Below are entries to reproduce exactly, apart from their pictures.

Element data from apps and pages

*****

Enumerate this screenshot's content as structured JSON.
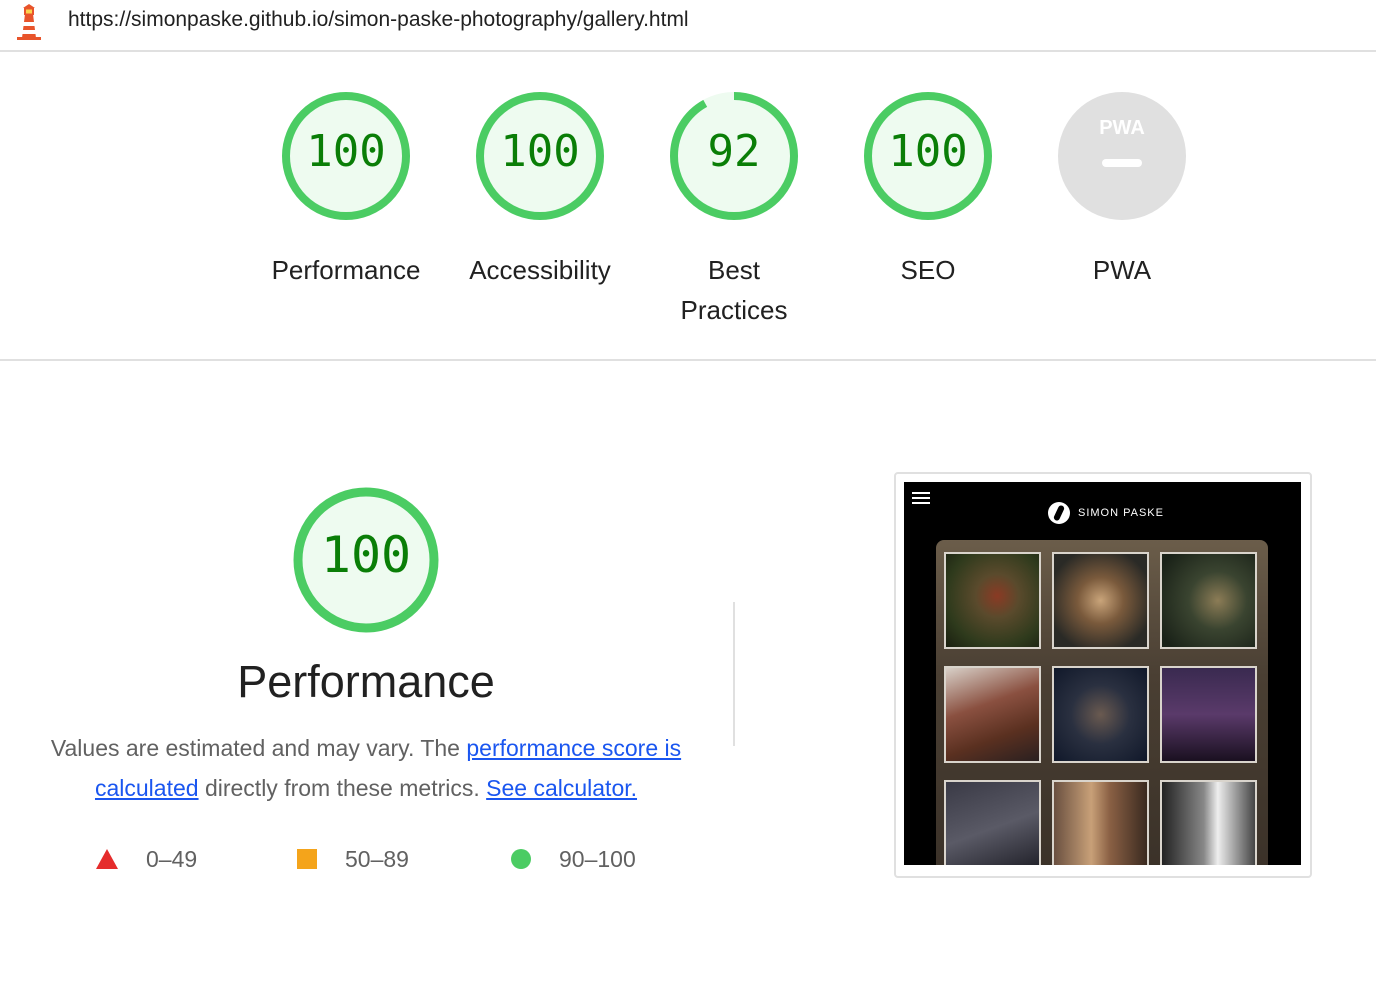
{
  "url": "https://simonpaske.github.io/simon-paske-photography/gallery.html",
  "colors": {
    "pass_green": "#0cce6b",
    "pass_stroke": "#4bcc63",
    "pass_fill": "#eefbf0",
    "pass_text": "#0a7e07",
    "fail_red": "#e52c2c",
    "average_orange": "#f4a41b",
    "link_blue": "#1a56f0"
  },
  "gauges": [
    {
      "score": "100",
      "label": "Performance",
      "value": 100
    },
    {
      "score": "100",
      "label": "Accessibility",
      "value": 100
    },
    {
      "score": "92",
      "label": "Best Practices",
      "value": 92
    },
    {
      "score": "100",
      "label": "SEO",
      "value": 100
    },
    {
      "score": "",
      "label": "PWA",
      "badge_text": "PWA"
    }
  ],
  "performance": {
    "score": "100",
    "title": "Performance",
    "desc_prefix": "Values are estimated and may vary. The ",
    "desc_link1": "performance score is calculated",
    "desc_middle": " directly from these metrics. ",
    "desc_link2": "See calculator.",
    "legend": [
      {
        "shape": "triangle",
        "range": "0–49"
      },
      {
        "shape": "square",
        "range": "50–89"
      },
      {
        "shape": "circle",
        "range": "90–100"
      }
    ]
  },
  "screenshot": {
    "brand": "SIMON PASKE",
    "icons": [
      "hamburger-icon",
      "brand-logo-icon"
    ]
  }
}
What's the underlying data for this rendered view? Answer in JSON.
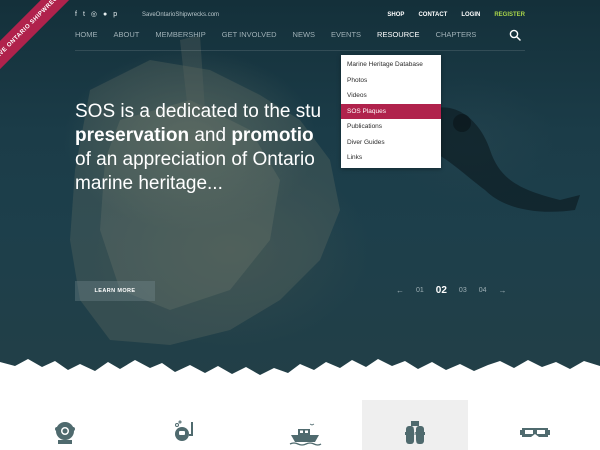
{
  "ribbon": {
    "text": "SAVE ONTARIO SHIPWRECKS"
  },
  "topbar": {
    "social": [
      {
        "name": "facebook-icon",
        "glyph": "f"
      },
      {
        "name": "twitter-icon",
        "glyph": "t"
      },
      {
        "name": "instagram-icon",
        "glyph": "◎"
      },
      {
        "name": "flickr-icon",
        "glyph": "●"
      },
      {
        "name": "pinterest-icon",
        "glyph": "p"
      }
    ],
    "site_url": "SaveOntarioShipwrecks.com",
    "links": {
      "shop": "SHOP",
      "contact": "CONTACT",
      "login": "LOGIN",
      "register": "REGISTER"
    }
  },
  "nav": {
    "items": [
      "HOME",
      "ABOUT",
      "MEMBERSHIP",
      "GET INVOLVED",
      "NEWS",
      "EVENTS",
      "RESOURCE",
      "CHAPTERS"
    ],
    "active": "RESOURCE"
  },
  "dropdown": {
    "items": [
      "Marine Heritage Database",
      "Photos",
      "Videos",
      "SOS Plaques",
      "Publications",
      "Diver Guides",
      "Links"
    ],
    "active": "SOS Plaques"
  },
  "hero": {
    "line1": "SOS is a dedicated to the stu",
    "line2_bold1": "preservation",
    "line2_mid": " and ",
    "line2_bold2": "promotio",
    "line3": "of an appreciation of Ontario",
    "line4": "marine heritage...",
    "button": "LEARN MORE"
  },
  "pager": {
    "prev": "←",
    "pages": [
      "01",
      "02",
      "03",
      "04"
    ],
    "current": "02",
    "next": "→"
  },
  "features": [
    "diver-helmet-icon",
    "snorkel-diver-icon",
    "boat-icon",
    "scuba-tank-icon",
    "dive-mask-icon"
  ],
  "colors": {
    "accent": "#b0224c",
    "register": "#a8d34a",
    "icon": "#4f6a6e",
    "hero_bg": "#1b3c48"
  }
}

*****

◆ **Answer to this problem**
Enumerate this screenshot's content as structured JSON.
{
  "url": "https://simonpaske.github.io/simon-paske-photography/gallery.html",
  "colors": {
    "pass_green": "#0cce6b",
    "pass_stroke": "#4bcc63",
    "pass_fill": "#eefbf0",
    "pass_text": "#0a7e07",
    "fail_red": "#e52c2c",
    "average_orange": "#f4a41b",
    "link_blue": "#1a56f0"
  },
  "gauges": [
    {
      "score": "100",
      "label": "Performance",
      "value": 100
    },
    {
      "score": "100",
      "label": "Accessibility",
      "value": 100
    },
    {
      "score": "92",
      "label": "Best Practices",
      "value": 92
    },
    {
      "score": "100",
      "label": "SEO",
      "value": 100
    },
    {
      "score": "",
      "label": "PWA",
      "badge_text": "PWA"
    }
  ],
  "performance": {
    "score": "100",
    "title": "Performance",
    "desc_prefix": "Values are estimated and may vary. The ",
    "desc_link1": "performance score is calculated",
    "desc_middle": " directly from these metrics. ",
    "desc_link2": "See calculator.",
    "legend": [
      {
        "shape": "triangle",
        "range": "0–49"
      },
      {
        "shape": "square",
        "range": "50–89"
      },
      {
        "shape": "circle",
        "range": "90–100"
      }
    ]
  },
  "screenshot": {
    "brand": "SIMON PASKE",
    "icons": [
      "hamburger-icon",
      "brand-logo-icon"
    ]
  }
}
What's the underlying data for this rendered view? Answer in JSON.
{
  "ribbon": {
    "text": "SAVE ONTARIO SHIPWRECKS"
  },
  "topbar": {
    "social": [
      {
        "name": "facebook-icon",
        "glyph": "f"
      },
      {
        "name": "twitter-icon",
        "glyph": "t"
      },
      {
        "name": "instagram-icon",
        "glyph": "◎"
      },
      {
        "name": "flickr-icon",
        "glyph": "●"
      },
      {
        "name": "pinterest-icon",
        "glyph": "p"
      }
    ],
    "site_url": "SaveOntarioShipwrecks.com",
    "links": {
      "shop": "SHOP",
      "contact": "CONTACT",
      "login": "LOGIN",
      "register": "REGISTER"
    }
  },
  "nav": {
    "items": [
      "HOME",
      "ABOUT",
      "MEMBERSHIP",
      "GET INVOLVED",
      "NEWS",
      "EVENTS",
      "RESOURCE",
      "CHAPTERS"
    ],
    "active": "RESOURCE"
  },
  "dropdown": {
    "items": [
      "Marine Heritage Database",
      "Photos",
      "Videos",
      "SOS Plaques",
      "Publications",
      "Diver Guides",
      "Links"
    ],
    "active": "SOS Plaques"
  },
  "hero": {
    "line1": "SOS is a dedicated to the stu",
    "line2_bold1": "preservation",
    "line2_mid": " and ",
    "line2_bold2": "promotio",
    "line3": "of an appreciation of Ontario",
    "line4": "marine heritage...",
    "button": "LEARN MORE"
  },
  "pager": {
    "prev": "←",
    "pages": [
      "01",
      "02",
      "03",
      "04"
    ],
    "current": "02",
    "next": "→"
  },
  "features": [
    "diver-helmet-icon",
    "snorkel-diver-icon",
    "boat-icon",
    "scuba-tank-icon",
    "dive-mask-icon"
  ],
  "colors": {
    "accent": "#b0224c",
    "register": "#a8d34a",
    "icon": "#4f6a6e",
    "hero_bg": "#1b3c48"
  }
}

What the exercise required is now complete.